In the last third of the 18th century, among the centres of folk pottery, the Gzhel region, which is situated near Moscow, had high-quality clay deposits. In many villages the peasants made majolica dishes painted on the raw enamels. The Gzhel kvassniks, jugs, mugs, figured vessels, plates, and rukomoi (hanging vessels for washing hands) are distinguished by the peculiar plasticity of forms and inimitable painting in which five colours of gentle shades are used. The artists drew the themes for their paintings from life and nature, compelling the images to the conventional nature of the decor.
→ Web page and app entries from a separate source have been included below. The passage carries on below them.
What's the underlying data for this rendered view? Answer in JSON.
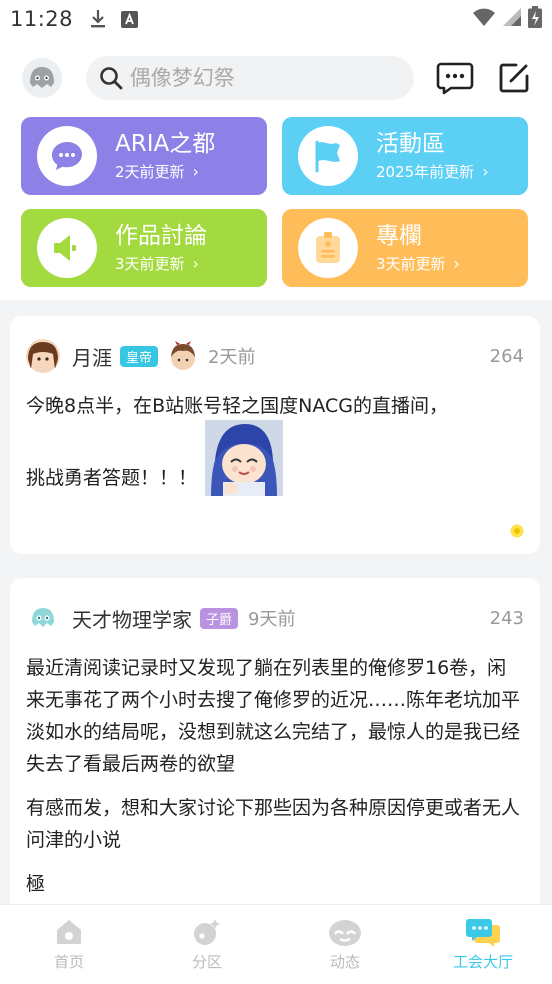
{
  "status_bar": {
    "time": "11:28"
  },
  "header": {
    "search_placeholder": "偶像梦幻祭"
  },
  "sections": [
    {
      "title": "ARIA之都",
      "sub": "2天前更新",
      "color": "#8d80e6",
      "icon": "chat-bubble-icon"
    },
    {
      "title": "活動區",
      "sub": "2025年前更新",
      "color": "#5ccff5",
      "icon": "flag-icon"
    },
    {
      "title": "作品討論",
      "sub": "3天前更新",
      "color": "#a3da3f",
      "icon": "speaker-icon"
    },
    {
      "title": "專欄",
      "sub": "3天前更新",
      "color": "#ffbd5a",
      "icon": "badge-icon"
    }
  ],
  "posts": [
    {
      "user": "月涯",
      "badge": "皇帝",
      "badge_color": "#37c7e3",
      "time": "2天前",
      "count": "264",
      "line1": "今晚8点半，在B站账号轻之国度NACG的直播间，",
      "line2": "挑战勇者答题！！！"
    },
    {
      "user": "天才物理学家",
      "badge": "子爵",
      "badge_color": "#b993e0",
      "time": "9天前",
      "count": "243",
      "para1": "最近清阅读记录时又发现了躺在列表里的俺修罗16卷，闲来无事花了两个小时去搜了俺修罗的近况……陈年老坑加平淡如水的结局呢，没想到就这么完结了，最惊人的是我已经失去了看最后两卷的欲望",
      "para2": "有感而发，想和大家讨论下那些因为各种原因停更或者无人问津的小说",
      "para3": "極"
    }
  ],
  "nav": [
    {
      "label": "首页"
    },
    {
      "label": "分区"
    },
    {
      "label": "动态"
    },
    {
      "label": "工会大厅"
    }
  ],
  "colors": {
    "accent": "#3cc9e8",
    "nav_inactive": "#d3d3d3"
  }
}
A virtuosic laconic pattern in combination with soft brush strokes transmitted images of birds, animals, rural landscapes with smoking chimneys of houses. Scenic decorations were often supplemented by small sculptures placed on the sides of vessels: musicians, kissing couples, soldiers shooting the cannons, peasant women in characteristic costumes. The Gzhel majolica was popular and in great demand. Therefore the artists wrote the creation date and made the author's inscriptions on some products that were gifts.